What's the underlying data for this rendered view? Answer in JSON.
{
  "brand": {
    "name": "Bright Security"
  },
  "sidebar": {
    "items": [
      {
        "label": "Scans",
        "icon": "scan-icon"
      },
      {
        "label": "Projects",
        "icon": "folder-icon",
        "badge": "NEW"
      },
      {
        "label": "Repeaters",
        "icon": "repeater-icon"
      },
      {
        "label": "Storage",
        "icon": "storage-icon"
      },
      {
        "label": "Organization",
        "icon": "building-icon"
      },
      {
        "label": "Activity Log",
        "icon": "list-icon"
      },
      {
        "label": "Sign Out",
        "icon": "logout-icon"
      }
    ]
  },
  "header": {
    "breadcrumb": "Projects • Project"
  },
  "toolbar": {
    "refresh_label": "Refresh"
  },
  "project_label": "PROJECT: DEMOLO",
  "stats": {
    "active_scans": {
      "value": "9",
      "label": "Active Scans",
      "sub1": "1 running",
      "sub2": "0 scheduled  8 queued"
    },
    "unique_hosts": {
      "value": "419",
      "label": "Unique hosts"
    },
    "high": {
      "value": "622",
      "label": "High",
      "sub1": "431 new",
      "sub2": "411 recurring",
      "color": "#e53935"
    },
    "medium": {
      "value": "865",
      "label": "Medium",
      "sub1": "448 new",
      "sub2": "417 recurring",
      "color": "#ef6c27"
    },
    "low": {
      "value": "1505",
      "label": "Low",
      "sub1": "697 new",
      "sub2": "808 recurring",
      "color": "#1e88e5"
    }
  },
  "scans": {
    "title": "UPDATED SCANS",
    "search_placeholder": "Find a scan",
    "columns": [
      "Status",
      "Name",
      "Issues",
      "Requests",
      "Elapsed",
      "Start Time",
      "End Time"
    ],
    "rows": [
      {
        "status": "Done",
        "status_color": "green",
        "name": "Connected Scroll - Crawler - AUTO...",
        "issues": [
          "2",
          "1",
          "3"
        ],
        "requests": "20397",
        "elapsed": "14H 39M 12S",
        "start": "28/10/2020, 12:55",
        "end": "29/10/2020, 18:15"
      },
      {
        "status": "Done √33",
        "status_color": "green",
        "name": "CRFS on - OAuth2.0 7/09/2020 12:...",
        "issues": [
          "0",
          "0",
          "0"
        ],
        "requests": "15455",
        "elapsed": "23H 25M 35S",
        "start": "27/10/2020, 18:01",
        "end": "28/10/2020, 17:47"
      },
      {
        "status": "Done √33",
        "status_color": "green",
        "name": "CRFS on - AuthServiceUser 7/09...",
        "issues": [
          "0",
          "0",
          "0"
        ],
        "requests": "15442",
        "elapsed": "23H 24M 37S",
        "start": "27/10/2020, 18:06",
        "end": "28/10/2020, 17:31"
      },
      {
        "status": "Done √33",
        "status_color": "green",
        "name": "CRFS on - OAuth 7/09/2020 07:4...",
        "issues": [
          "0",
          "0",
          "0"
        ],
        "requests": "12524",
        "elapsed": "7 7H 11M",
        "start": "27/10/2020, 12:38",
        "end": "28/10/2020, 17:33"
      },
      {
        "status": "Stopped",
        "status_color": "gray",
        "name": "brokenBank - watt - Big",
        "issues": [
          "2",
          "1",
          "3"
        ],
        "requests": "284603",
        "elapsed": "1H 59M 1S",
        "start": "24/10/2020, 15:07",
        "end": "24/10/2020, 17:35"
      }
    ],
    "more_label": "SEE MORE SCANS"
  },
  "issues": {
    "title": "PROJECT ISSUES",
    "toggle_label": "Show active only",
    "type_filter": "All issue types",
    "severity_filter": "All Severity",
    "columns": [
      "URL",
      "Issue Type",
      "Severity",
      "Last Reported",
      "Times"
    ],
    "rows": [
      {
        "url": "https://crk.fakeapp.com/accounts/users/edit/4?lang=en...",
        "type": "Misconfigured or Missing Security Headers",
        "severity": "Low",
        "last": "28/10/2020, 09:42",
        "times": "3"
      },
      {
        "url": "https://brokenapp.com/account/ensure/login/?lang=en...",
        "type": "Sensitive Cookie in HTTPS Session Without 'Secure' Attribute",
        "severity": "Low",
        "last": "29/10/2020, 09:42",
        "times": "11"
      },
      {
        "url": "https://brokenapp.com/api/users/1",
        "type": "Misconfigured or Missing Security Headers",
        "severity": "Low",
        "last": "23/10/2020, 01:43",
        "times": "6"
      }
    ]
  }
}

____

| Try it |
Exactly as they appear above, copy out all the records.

| Your response |
What's the underlying data for this rendered view? Answer in JSON.
{
  "brand": {
    "name": "Bright Security"
  },
  "sidebar": {
    "items": [
      {
        "label": "Scans",
        "icon": "scan-icon"
      },
      {
        "label": "Projects",
        "icon": "folder-icon",
        "badge": "NEW"
      },
      {
        "label": "Repeaters",
        "icon": "repeater-icon"
      },
      {
        "label": "Storage",
        "icon": "storage-icon"
      },
      {
        "label": "Organization",
        "icon": "building-icon"
      },
      {
        "label": "Activity Log",
        "icon": "list-icon"
      },
      {
        "label": "Sign Out",
        "icon": "logout-icon"
      }
    ]
  },
  "header": {
    "breadcrumb": "Projects • Project"
  },
  "toolbar": {
    "refresh_label": "Refresh"
  },
  "project_label": "PROJECT: DEMOLO",
  "stats": {
    "active_scans": {
      "value": "9",
      "label": "Active Scans",
      "sub1": "1 running",
      "sub2": "0 scheduled  8 queued"
    },
    "unique_hosts": {
      "value": "419",
      "label": "Unique hosts"
    },
    "high": {
      "value": "622",
      "label": "High",
      "sub1": "431 new",
      "sub2": "411 recurring",
      "color": "#e53935"
    },
    "medium": {
      "value": "865",
      "label": "Medium",
      "sub1": "448 new",
      "sub2": "417 recurring",
      "color": "#ef6c27"
    },
    "low": {
      "value": "1505",
      "label": "Low",
      "sub1": "697 new",
      "sub2": "808 recurring",
      "color": "#1e88e5"
    }
  },
  "scans": {
    "title": "UPDATED SCANS",
    "search_placeholder": "Find a scan",
    "columns": [
      "Status",
      "Name",
      "Issues",
      "Requests",
      "Elapsed",
      "Start Time",
      "End Time"
    ],
    "rows": [
      {
        "status": "Done",
        "status_color": "green",
        "name": "Connected Scroll - Crawler - AUTO...",
        "issues": [
          "2",
          "1",
          "3"
        ],
        "requests": "20397",
        "elapsed": "14H 39M 12S",
        "start": "28/10/2020, 12:55",
        "end": "29/10/2020, 18:15"
      },
      {
        "status": "Done √33",
        "status_color": "green",
        "name": "CRFS on - OAuth2.0 7/09/2020 12:...",
        "issues": [
          "0",
          "0",
          "0"
        ],
        "requests": "15455",
        "elapsed": "23H 25M 35S",
        "start": "27/10/2020, 18:01",
        "end": "28/10/2020, 17:47"
      },
      {
        "status": "Done √33",
        "status_color": "green",
        "name": "CRFS on - AuthServiceUser 7/09...",
        "issues": [
          "0",
          "0",
          "0"
        ],
        "requests": "15442",
        "elapsed": "23H 24M 37S",
        "start": "27/10/2020, 18:06",
        "end": "28/10/2020, 17:31"
      },
      {
        "status": "Done √33",
        "status_color": "green",
        "name": "CRFS on - OAuth 7/09/2020 07:4...",
        "issues": [
          "0",
          "0",
          "0"
        ],
        "requests": "12524",
        "elapsed": "7 7H 11M",
        "start": "27/10/2020, 12:38",
        "end": "28/10/2020, 17:33"
      },
      {
        "status": "Stopped",
        "status_color": "gray",
        "name": "brokenBank - watt - Big",
        "issues": [
          "2",
          "1",
          "3"
        ],
        "requests": "284603",
        "elapsed": "1H 59M 1S",
        "start": "24/10/2020, 15:07",
        "end": "24/10/2020, 17:35"
      }
    ],
    "more_label": "SEE MORE SCANS"
  },
  "issues": {
    "title": "PROJECT ISSUES",
    "toggle_label": "Show active only",
    "type_filter": "All issue types",
    "severity_filter": "All Severity",
    "columns": [
      "URL",
      "Issue Type",
      "Severity",
      "Last Reported",
      "Times"
    ],
    "rows": [
      {
        "url": "https://crk.fakeapp.com/accounts/users/edit/4?lang=en...",
        "type": "Misconfigured or Missing Security Headers",
        "severity": "Low",
        "last": "28/10/2020, 09:42",
        "times": "3"
      },
      {
        "url": "https://brokenapp.com/account/ensure/login/?lang=en...",
        "type": "Sensitive Cookie in HTTPS Session Without 'Secure' Attribute",
        "severity": "Low",
        "last": "29/10/2020, 09:42",
        "times": "11"
      },
      {
        "url": "https://brokenapp.com/api/users/1",
        "type": "Misconfigured or Missing Security Headers",
        "severity": "Low",
        "last": "23/10/2020, 01:43",
        "times": "6"
      }
    ]
  }
}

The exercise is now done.